YOUR ASSIGNMENT: Using the data below, gather each line that includes the word "чтобы".

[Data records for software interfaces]
========

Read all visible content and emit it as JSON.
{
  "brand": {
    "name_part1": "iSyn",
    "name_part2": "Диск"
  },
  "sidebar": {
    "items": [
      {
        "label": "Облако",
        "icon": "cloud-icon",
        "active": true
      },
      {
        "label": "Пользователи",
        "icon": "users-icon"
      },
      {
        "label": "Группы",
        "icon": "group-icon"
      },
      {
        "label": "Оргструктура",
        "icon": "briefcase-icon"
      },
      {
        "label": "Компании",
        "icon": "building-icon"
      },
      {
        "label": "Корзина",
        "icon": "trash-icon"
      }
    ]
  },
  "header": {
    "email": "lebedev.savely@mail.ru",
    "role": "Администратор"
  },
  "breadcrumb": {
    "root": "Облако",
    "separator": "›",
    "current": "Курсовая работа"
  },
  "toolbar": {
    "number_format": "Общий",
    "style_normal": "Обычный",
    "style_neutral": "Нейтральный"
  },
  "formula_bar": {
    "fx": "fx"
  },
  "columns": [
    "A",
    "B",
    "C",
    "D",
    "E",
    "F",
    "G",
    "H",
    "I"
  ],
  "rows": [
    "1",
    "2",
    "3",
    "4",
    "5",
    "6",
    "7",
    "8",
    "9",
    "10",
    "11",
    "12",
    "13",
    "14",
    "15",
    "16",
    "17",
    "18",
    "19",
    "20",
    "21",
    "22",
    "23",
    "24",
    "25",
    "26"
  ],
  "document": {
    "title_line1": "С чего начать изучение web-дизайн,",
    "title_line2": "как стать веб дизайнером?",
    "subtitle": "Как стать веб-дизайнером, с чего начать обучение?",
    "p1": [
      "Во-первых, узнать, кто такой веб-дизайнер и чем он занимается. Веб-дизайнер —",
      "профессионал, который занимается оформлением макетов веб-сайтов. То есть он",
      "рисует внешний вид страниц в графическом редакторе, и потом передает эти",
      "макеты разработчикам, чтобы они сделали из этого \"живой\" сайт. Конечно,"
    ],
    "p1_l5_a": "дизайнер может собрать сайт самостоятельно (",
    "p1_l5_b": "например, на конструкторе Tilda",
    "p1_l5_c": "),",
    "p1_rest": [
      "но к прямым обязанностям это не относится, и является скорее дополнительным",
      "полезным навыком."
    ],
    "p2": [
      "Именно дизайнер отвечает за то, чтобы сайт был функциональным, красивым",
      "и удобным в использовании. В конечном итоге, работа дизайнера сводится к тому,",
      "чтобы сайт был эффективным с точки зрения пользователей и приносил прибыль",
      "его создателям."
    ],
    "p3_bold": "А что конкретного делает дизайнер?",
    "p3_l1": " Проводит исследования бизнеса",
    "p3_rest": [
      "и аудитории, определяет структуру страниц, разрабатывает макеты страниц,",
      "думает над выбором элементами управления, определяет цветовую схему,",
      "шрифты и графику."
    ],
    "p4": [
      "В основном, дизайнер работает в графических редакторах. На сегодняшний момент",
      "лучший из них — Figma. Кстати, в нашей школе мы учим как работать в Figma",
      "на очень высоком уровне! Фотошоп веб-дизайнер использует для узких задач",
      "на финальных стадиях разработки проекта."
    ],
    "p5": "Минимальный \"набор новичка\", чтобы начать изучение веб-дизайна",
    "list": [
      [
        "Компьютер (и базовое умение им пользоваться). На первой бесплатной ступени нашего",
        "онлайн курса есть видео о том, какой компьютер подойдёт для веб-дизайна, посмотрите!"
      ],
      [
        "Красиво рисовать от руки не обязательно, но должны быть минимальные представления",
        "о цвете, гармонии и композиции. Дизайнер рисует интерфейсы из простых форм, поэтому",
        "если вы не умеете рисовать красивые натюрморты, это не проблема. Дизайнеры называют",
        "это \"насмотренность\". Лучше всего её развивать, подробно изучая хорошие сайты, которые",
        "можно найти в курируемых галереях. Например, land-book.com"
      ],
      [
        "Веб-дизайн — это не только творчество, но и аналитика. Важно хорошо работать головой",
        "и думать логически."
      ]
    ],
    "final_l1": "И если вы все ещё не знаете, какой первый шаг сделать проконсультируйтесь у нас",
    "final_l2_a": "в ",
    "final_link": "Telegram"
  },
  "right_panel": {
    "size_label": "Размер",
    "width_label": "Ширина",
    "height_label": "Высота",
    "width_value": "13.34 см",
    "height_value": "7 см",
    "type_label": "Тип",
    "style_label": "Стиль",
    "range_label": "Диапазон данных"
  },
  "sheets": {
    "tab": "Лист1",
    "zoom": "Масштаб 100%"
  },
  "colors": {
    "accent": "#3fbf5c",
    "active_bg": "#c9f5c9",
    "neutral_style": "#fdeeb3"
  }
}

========

RESULT:
      "макеты разработчикам, чтобы они сделали из этого \"живой\" сайт. Конечно,"
      "Именно дизайнер отвечает за то, чтобы сайт был функциональным, красивым",
      "чтобы сайт был эффективным с точки зрения пользователей и приносил прибыль",
    "p5": "Минимальный \"набор новичка\", чтобы начать изучение веб-дизайна",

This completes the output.